*What you are asked to do:*
Write out all of the data again, exactly as it reads.

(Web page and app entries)

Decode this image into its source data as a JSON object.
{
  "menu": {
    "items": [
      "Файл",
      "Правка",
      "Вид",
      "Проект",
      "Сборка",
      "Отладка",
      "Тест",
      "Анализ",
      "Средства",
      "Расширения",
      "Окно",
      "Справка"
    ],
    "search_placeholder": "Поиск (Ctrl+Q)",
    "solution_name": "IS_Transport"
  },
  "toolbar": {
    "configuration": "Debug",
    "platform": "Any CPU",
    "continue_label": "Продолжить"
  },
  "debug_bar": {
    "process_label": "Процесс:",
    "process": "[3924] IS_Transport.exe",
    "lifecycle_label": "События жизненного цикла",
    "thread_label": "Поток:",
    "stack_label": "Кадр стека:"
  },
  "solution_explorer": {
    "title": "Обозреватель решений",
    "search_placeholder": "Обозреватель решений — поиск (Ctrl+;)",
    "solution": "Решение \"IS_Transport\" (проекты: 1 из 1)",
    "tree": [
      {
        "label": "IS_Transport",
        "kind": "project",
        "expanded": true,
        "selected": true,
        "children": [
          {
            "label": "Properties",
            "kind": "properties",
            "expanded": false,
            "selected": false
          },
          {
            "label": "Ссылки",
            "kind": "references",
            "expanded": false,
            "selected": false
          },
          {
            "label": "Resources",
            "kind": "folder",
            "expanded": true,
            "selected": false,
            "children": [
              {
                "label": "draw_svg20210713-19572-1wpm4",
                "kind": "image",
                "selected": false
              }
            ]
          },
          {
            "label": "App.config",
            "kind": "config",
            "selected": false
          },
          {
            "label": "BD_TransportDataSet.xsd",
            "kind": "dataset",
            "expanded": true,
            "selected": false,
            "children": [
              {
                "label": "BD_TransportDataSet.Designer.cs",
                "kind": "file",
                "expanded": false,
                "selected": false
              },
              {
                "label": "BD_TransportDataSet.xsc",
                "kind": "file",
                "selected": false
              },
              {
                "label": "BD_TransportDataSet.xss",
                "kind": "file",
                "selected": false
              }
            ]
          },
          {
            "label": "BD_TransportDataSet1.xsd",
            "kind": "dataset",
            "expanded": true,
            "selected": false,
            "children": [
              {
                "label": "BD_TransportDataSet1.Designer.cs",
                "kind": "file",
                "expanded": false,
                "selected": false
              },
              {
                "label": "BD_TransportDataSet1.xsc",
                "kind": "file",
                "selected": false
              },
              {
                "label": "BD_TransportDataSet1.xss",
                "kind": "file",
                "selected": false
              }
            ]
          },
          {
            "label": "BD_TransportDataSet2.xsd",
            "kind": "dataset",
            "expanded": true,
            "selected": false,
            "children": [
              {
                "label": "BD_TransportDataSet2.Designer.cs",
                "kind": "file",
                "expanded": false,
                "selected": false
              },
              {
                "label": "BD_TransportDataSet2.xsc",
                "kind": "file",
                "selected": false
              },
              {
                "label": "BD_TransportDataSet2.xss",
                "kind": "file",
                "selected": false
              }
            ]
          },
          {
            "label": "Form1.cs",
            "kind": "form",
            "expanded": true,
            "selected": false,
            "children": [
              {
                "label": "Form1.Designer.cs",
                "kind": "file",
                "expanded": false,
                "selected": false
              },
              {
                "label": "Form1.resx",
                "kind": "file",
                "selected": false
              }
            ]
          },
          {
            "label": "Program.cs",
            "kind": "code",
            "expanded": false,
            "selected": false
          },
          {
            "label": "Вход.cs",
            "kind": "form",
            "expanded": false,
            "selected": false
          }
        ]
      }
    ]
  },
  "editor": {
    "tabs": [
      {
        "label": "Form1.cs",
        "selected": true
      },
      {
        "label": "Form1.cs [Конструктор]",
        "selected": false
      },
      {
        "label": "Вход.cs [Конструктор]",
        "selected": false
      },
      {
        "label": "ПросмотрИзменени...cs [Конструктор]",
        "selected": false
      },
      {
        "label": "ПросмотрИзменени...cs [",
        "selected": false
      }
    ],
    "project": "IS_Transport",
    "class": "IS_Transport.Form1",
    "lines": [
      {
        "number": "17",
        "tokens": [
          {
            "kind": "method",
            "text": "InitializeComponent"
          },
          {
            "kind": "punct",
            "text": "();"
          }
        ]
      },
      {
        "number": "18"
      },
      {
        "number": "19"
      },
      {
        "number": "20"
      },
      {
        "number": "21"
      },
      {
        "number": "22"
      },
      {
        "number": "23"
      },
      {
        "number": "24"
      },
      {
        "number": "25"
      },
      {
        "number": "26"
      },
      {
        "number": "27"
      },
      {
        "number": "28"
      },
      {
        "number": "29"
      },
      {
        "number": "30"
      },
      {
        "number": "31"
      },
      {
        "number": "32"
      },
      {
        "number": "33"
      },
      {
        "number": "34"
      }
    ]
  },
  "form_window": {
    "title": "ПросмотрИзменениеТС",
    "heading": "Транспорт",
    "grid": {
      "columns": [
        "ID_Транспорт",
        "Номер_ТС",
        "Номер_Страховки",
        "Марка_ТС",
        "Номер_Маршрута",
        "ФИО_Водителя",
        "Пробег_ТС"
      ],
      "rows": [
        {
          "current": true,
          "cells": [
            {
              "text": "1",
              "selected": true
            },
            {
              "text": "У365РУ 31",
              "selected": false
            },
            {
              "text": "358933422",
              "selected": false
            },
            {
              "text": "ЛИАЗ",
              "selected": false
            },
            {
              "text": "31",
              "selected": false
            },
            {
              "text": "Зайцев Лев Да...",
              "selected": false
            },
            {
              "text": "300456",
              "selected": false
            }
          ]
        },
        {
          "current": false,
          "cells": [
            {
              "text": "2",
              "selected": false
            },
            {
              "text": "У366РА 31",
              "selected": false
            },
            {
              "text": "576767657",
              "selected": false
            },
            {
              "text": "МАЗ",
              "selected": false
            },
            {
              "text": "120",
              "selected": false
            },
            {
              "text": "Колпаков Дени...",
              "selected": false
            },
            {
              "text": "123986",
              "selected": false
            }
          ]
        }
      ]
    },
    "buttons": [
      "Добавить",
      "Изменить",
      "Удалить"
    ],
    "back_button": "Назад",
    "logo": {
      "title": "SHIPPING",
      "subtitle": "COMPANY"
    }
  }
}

*Answer:*
Decode this image into its source data as a JSON object.
{
  "menu": {
    "items": [
      "Файл",
      "Правка",
      "Вид",
      "Проект",
      "Сборка",
      "Отладка",
      "Тест",
      "Анализ",
      "Средства",
      "Расширения",
      "Окно",
      "Справка"
    ],
    "search_placeholder": "Поиск (Ctrl+Q)",
    "solution_name": "IS_Transport"
  },
  "toolbar": {
    "configuration": "Debug",
    "platform": "Any CPU",
    "continue_label": "Продолжить"
  },
  "debug_bar": {
    "process_label": "Процесс:",
    "process": "[3924] IS_Transport.exe",
    "lifecycle_label": "События жизненного цикла",
    "thread_label": "Поток:",
    "stack_label": "Кадр стека:"
  },
  "solution_explorer": {
    "title": "Обозреватель решений",
    "search_placeholder": "Обозреватель решений — поиск (Ctrl+;)",
    "solution": "Решение \"IS_Transport\" (проекты: 1 из 1)",
    "tree": [
      {
        "label": "IS_Transport",
        "kind": "project",
        "expanded": true,
        "selected": true,
        "children": [
          {
            "label": "Properties",
            "kind": "properties",
            "expanded": false,
            "selected": false
          },
          {
            "label": "Ссылки",
            "kind": "references",
            "expanded": false,
            "selected": false
          },
          {
            "label": "Resources",
            "kind": "folder",
            "expanded": true,
            "selected": false,
            "children": [
              {
                "label": "draw_svg20210713-19572-1wpm4",
                "kind": "image",
                "selected": false
              }
            ]
          },
          {
            "label": "App.config",
            "kind": "config",
            "selected": false
          },
          {
            "label": "BD_TransportDataSet.xsd",
            "kind": "dataset",
            "expanded": true,
            "selected": false,
            "children": [
              {
                "label": "BD_TransportDataSet.Designer.cs",
                "kind": "file",
                "expanded": false,
                "selected": false
              },
              {
                "label": "BD_TransportDataSet.xsc",
                "kind": "file",
                "selected": false
              },
              {
                "label": "BD_TransportDataSet.xss",
                "kind": "file",
                "selected": false
              }
            ]
          },
          {
            "label": "BD_TransportDataSet1.xsd",
            "kind": "dataset",
            "expanded": true,
            "selected": false,
            "children": [
              {
                "label": "BD_TransportDataSet1.Designer.cs",
                "kind": "file",
                "expanded": false,
                "selected": false
              },
              {
                "label": "BD_TransportDataSet1.xsc",
                "kind": "file",
                "selected": false
              },
              {
                "label": "BD_TransportDataSet1.xss",
                "kind": "file",
                "selected": false
              }
            ]
          },
          {
            "label": "BD_TransportDataSet2.xsd",
            "kind": "dataset",
            "expanded": true,
            "selected": false,
            "children": [
              {
                "label": "BD_TransportDataSet2.Designer.cs",
                "kind": "file",
                "expanded": false,
                "selected": false
              },
              {
                "label": "BD_TransportDataSet2.xsc",
                "kind": "file",
                "selected": false
              },
              {
                "label": "BD_TransportDataSet2.xss",
                "kind": "file",
                "selected": false
              }
            ]
          },
          {
            "label": "Form1.cs",
            "kind": "form",
            "expanded": true,
            "selected": false,
            "children": [
              {
                "label": "Form1.Designer.cs",
                "kind": "file",
                "expanded": false,
                "selected": false
              },
              {
                "label": "Form1.resx",
                "kind": "file",
                "selected": false
              }
            ]
          },
          {
            "label": "Program.cs",
            "kind": "code",
            "expanded": false,
            "selected": false
          },
          {
            "label": "Вход.cs",
            "kind": "form",
            "expanded": false,
            "selected": false
          }
        ]
      }
    ]
  },
  "editor": {
    "tabs": [
      {
        "label": "Form1.cs",
        "selected": true
      },
      {
        "label": "Form1.cs [Конструктор]",
        "selected": false
      },
      {
        "label": "Вход.cs [Конструктор]",
        "selected": false
      },
      {
        "label": "ПросмотрИзменени...cs [Конструктор]",
        "selected": false
      },
      {
        "label": "ПросмотрИзменени...cs [",
        "selected": false
      }
    ],
    "project": "IS_Transport",
    "class": "IS_Transport.Form1",
    "lines": [
      {
        "number": "17",
        "tokens": [
          {
            "kind": "method",
            "text": "InitializeComponent"
          },
          {
            "kind": "punct",
            "text": "();"
          }
        ]
      },
      {
        "number": "18"
      },
      {
        "number": "19"
      },
      {
        "number": "20"
      },
      {
        "number": "21"
      },
      {
        "number": "22"
      },
      {
        "number": "23"
      },
      {
        "number": "24"
      },
      {
        "number": "25"
      },
      {
        "number": "26"
      },
      {
        "number": "27"
      },
      {
        "number": "28"
      },
      {
        "number": "29"
      },
      {
        "number": "30"
      },
      {
        "number": "31"
      },
      {
        "number": "32"
      },
      {
        "number": "33"
      },
      {
        "number": "34"
      }
    ]
  },
  "form_window": {
    "title": "ПросмотрИзменениеТС",
    "heading": "Транспорт",
    "grid": {
      "columns": [
        "ID_Транспорт",
        "Номер_ТС",
        "Номер_Страховки",
        "Марка_ТС",
        "Номер_Маршрута",
        "ФИО_Водителя",
        "Пробег_ТС"
      ],
      "rows": [
        {
          "current": true,
          "cells": [
            {
              "text": "1",
              "selected": true
            },
            {
              "text": "У365РУ 31",
              "selected": false
            },
            {
              "text": "358933422",
              "selected": false
            },
            {
              "text": "ЛИАЗ",
              "selected": false
            },
            {
              "text": "31",
              "selected": false
            },
            {
              "text": "Зайцев Лев Да...",
              "selected": false
            },
            {
              "text": "300456",
              "selected": false
            }
          ]
        },
        {
          "current": false,
          "cells": [
            {
              "text": "2",
              "selected": false
            },
            {
              "text": "У366РА 31",
              "selected": false
            },
            {
              "text": "576767657",
              "selected": false
            },
            {
              "text": "МАЗ",
              "selected": false
            },
            {
              "text": "120",
              "selected": false
            },
            {
              "text": "Колпаков Дени...",
              "selected": false
            },
            {
              "text": "123986",
              "selected": false
            }
          ]
        }
      ]
    },
    "buttons": [
      "Добавить",
      "Изменить",
      "Удалить"
    ],
    "back_button": "Назад",
    "logo": {
      "title": "SHIPPING",
      "subtitle": "COMPANY"
    }
  }
}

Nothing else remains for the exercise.